* **Task description**:
Pull every "amount" line out of the data below.

Web page and app entries:
________
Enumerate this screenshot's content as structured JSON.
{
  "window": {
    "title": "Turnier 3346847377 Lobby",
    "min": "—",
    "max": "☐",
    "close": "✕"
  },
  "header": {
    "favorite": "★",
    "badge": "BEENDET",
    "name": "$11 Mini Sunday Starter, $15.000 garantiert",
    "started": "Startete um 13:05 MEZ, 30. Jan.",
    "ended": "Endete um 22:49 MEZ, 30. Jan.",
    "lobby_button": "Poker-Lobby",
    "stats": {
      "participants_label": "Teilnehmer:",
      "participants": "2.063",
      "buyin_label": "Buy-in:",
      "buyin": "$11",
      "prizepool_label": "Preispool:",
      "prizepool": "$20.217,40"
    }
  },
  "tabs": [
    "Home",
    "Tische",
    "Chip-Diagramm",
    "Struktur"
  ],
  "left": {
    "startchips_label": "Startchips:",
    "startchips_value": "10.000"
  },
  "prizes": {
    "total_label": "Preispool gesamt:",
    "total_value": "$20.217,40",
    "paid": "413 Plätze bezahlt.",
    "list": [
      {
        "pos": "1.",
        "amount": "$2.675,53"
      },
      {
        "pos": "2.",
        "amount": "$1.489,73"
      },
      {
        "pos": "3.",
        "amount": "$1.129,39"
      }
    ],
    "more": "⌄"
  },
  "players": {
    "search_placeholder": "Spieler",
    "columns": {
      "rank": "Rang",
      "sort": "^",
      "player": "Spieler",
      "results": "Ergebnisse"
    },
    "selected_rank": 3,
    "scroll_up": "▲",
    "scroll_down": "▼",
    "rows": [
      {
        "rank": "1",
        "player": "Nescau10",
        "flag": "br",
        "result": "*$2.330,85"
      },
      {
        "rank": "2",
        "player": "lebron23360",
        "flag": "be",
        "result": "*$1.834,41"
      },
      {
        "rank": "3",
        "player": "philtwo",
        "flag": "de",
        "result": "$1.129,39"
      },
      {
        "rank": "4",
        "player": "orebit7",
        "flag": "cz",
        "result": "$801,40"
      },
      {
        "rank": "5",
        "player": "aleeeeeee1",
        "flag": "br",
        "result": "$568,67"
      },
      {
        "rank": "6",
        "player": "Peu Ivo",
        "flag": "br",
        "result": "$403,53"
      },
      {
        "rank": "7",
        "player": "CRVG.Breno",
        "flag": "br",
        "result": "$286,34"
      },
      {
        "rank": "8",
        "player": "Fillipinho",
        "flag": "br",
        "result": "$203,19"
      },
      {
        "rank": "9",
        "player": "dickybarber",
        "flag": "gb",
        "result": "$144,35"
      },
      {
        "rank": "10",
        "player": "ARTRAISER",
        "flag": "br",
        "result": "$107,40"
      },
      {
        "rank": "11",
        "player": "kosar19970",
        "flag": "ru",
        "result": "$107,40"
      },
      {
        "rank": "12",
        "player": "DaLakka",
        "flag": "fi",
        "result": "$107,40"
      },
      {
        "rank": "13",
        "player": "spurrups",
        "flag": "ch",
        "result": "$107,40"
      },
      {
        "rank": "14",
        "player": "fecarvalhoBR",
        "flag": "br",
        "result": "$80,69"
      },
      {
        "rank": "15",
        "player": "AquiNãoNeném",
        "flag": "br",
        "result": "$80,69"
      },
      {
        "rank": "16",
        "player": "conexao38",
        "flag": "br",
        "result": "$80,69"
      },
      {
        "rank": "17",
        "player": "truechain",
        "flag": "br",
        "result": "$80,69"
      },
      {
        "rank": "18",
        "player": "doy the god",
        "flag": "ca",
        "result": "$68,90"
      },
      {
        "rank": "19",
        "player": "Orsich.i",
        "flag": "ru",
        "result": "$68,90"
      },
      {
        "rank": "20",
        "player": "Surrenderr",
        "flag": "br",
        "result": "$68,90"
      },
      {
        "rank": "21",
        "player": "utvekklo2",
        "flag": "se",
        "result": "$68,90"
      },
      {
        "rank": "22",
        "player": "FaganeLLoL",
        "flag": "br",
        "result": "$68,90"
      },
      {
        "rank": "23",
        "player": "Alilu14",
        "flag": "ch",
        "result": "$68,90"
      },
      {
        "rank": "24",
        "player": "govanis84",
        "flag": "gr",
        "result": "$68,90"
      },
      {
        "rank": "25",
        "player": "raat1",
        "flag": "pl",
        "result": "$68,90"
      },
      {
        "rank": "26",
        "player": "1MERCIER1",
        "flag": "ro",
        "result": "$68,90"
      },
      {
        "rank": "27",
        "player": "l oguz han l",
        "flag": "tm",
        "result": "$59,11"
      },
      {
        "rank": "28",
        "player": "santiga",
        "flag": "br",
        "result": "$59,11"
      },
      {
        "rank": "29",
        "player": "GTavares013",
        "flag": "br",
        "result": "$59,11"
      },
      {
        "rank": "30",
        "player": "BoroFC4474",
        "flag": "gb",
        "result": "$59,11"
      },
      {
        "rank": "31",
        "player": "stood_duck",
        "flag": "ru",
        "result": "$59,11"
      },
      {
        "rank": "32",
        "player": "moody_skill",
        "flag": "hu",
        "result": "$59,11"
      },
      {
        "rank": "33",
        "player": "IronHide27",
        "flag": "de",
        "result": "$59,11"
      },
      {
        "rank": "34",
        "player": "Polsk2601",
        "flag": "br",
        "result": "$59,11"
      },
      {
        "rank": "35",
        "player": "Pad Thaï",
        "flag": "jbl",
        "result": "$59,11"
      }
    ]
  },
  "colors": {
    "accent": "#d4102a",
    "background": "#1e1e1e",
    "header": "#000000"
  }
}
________
* **Response area**:
        "amount": "$2.675,53"
        "amount": "$1.489,73"
        "amount": "$1.129,39"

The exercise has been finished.